So it got switched out, the new phone was set up, and we had trouble free looping for the rest of the festival. And using the new phone with nothing else on it and all data services switched off revealed just how much of a drain those put on the battery. Without them, running AAPS and xDrip, the system used ~15% of the battery per day. Around 7 days battery life. Another useful piece of information.
Thanks for the diatribe on hardware issues. What about the looping experience?
Using AndroidAPS compared to OpenAPS is different, but it depends on how you use it as to whether that is vastly different. For me old habits die hard, and I mostly don’t enter carbs. On this occasion I was using my Boost variant, which also meant less intervention to deal with bolusing.
I opted for a bolusing a bit for meals, as when doing as much walking as you do at something like Glastonbury, the fact that it was pretty warm, and given the state of toilets, it seemed better to avoid higher postprandial glucose levels, dehydration and a need to find a loo too frequently.

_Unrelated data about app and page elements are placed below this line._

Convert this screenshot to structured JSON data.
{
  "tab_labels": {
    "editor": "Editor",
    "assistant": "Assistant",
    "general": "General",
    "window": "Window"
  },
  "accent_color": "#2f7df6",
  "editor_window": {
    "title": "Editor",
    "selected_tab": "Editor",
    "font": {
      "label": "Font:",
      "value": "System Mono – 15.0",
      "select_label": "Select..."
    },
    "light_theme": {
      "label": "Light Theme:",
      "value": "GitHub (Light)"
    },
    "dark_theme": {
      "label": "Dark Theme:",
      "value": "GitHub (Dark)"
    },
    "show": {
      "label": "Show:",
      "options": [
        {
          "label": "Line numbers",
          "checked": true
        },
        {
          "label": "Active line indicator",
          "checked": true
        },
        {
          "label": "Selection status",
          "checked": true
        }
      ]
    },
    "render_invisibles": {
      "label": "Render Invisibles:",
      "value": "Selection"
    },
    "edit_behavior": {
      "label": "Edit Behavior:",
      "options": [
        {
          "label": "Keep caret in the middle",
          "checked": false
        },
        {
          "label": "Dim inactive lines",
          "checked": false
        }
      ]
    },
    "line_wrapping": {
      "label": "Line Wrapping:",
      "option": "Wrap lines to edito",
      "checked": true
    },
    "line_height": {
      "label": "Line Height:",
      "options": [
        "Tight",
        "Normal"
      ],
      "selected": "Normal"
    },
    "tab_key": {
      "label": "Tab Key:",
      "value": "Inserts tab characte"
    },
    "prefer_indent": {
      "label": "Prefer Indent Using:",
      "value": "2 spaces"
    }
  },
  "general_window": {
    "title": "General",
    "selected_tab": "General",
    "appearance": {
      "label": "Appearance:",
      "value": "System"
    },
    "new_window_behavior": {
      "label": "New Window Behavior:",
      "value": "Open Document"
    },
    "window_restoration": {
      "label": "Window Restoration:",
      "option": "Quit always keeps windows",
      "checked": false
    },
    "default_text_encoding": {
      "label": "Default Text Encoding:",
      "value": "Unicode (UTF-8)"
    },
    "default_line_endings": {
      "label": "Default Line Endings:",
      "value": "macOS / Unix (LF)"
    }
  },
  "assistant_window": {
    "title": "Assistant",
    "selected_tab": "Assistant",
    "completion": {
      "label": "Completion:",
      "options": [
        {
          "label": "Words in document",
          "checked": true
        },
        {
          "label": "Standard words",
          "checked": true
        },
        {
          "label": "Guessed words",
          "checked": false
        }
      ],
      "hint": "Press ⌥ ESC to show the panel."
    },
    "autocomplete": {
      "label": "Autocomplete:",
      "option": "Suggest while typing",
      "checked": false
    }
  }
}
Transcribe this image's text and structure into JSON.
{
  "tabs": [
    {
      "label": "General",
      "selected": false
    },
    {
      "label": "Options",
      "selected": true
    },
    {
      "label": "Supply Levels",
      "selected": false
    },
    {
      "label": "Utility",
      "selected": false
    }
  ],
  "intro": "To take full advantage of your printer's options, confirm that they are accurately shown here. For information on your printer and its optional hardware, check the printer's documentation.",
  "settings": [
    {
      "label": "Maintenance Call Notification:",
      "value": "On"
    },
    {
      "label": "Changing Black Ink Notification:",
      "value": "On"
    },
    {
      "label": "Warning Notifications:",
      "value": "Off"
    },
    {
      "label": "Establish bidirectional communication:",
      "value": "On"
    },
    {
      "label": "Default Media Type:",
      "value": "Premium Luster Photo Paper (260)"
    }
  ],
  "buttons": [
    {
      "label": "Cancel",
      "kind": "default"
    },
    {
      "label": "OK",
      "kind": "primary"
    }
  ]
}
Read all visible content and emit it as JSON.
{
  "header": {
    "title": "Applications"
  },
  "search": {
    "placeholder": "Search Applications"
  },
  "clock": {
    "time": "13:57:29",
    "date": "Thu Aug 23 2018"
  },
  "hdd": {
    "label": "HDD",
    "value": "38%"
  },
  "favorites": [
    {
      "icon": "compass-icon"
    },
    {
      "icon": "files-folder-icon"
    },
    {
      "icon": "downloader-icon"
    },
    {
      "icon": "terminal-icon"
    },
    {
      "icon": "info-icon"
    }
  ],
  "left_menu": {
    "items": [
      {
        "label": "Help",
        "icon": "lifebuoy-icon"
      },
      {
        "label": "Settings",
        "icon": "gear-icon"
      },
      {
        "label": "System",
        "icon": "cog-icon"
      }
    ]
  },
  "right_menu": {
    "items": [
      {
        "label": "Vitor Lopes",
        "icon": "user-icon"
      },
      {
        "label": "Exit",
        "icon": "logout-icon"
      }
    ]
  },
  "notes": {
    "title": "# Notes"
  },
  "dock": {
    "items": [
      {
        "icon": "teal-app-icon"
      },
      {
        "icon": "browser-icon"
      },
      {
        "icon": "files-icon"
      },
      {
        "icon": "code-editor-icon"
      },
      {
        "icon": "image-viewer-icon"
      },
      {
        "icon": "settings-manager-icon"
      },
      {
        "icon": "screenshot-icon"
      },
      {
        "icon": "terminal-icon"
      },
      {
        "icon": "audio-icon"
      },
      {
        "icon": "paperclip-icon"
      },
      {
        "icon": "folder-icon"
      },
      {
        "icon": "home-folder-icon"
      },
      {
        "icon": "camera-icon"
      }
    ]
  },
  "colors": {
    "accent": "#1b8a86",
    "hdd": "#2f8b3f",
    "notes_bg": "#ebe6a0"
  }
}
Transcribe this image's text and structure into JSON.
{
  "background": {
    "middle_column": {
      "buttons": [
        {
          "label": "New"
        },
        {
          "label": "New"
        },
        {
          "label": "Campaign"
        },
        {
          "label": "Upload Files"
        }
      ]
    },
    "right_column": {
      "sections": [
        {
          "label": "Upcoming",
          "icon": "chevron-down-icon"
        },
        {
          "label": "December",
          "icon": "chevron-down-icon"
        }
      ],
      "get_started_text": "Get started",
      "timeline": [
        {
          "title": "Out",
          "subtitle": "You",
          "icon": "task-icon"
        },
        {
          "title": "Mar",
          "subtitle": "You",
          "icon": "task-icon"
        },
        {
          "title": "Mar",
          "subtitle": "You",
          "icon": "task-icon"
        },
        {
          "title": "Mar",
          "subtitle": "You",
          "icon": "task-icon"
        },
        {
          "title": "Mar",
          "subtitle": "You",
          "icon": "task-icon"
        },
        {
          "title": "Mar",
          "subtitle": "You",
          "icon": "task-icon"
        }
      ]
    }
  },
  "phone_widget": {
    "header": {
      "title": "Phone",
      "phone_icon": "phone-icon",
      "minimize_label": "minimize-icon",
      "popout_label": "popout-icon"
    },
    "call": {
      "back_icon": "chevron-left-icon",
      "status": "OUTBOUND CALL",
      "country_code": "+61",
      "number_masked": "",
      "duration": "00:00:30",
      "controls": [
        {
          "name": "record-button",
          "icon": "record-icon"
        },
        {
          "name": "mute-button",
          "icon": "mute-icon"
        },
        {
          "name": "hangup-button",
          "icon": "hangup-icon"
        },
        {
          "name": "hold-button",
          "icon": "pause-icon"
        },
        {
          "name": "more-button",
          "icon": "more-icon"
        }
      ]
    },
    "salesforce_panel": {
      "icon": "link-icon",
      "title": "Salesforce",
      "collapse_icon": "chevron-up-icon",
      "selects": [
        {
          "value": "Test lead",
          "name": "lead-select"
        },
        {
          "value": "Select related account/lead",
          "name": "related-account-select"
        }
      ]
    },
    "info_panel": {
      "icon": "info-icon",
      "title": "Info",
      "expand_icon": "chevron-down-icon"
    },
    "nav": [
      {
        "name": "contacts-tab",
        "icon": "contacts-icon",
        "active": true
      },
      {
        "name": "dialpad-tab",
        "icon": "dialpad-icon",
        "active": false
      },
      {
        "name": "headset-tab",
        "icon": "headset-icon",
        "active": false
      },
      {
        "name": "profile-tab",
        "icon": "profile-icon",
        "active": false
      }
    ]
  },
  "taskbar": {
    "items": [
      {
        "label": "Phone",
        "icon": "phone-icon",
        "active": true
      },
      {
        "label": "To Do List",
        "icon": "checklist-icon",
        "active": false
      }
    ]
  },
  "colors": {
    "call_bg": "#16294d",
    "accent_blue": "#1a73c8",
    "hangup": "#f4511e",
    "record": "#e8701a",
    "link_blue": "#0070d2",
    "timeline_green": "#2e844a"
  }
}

With one overnight hypo caused by a user error when my Boost code wasn’t active (not thinking about IOB when I bolused before bed for food that was eaten late and probably should have been left), the Time in Range for Glastonbury was just below 83%. In fact, compared to 2019, the hypo count was lower and overall TIR was higher.
If we ignore that one overnight period, then TIR would have been 85% and Time Below Range would have been 5%, which for a festival involving a lot of walking and plenty of alcohol, is very acceptable.
The reality was that the looping experience for me wasn’t very different to the last few occasions. I tend to bolus from the pump as much as pulling the phone out, because if you’re not entering carbs or using a bolus wizard, the phone is just an unnecessary interface.
AAPS in my Boost guise worked very well with partial meal bolusing.
Get your sensors out!
One of he main benefits of the roll out of Libre on the NHS has been the increase in visibility of fellow diabetics, and this was never more obvious than at Glastonbury where you have 200,000 people in a range of fields.
With the weather being mostly fine and T-Shirts de rigeur, the approximately 1,270 people with type 1 that might have been at Glastonbury were much easier to spot, and indeed, it was easy to mooch up and have a friendly chat. All helped by Este Haim mentioning her hypo in the wings on their first appearance at the festival.
If there’s one thing that greater sensor wear provides, it’s easier peer support when people want it, which can only be a good thing!
As always, with five days in a field, there are takeaways.
- Don’t go away with a phone that may not be functioning properly when you’re an AAPS user, even if the Dexcom has a number of days left. It generally won’t end well.
- Take devices, other devices and other, other devices. You don’t want things going wrong and having no alternative.
- Boost worked much better than I expected at a festival!
- Human intervention is the best way to get bad results. Especially tired or impaired human intervention.
- Visible sensors are a great way to meet people.
- Choosing the best way to use a phone based loop is challenging. Anything that saves battery life is helpful, but carrying multiple devices may not be.
It sounds trite, but the best way to get your AAPS phone to last is to use it as a dedicated device. As I mentioned earlier, running a phone as an AAPS device with limited data connectivity provides vastly superior battery life when compared to using it as a phone and internet terminal.
And therein presents the challenge. Whether it’s CamAPS, AAPS, or Loop, the idea of having your AID system as an app is appealing because it reduces what you have to carry about and is easily accessible. But at the same time, it instantly affects a bunch of other things, notably device battery longevity and what happens when things break?
We can each make our own choices on what’s important to us, but if battery life is one of those, an independent device is surely the winner.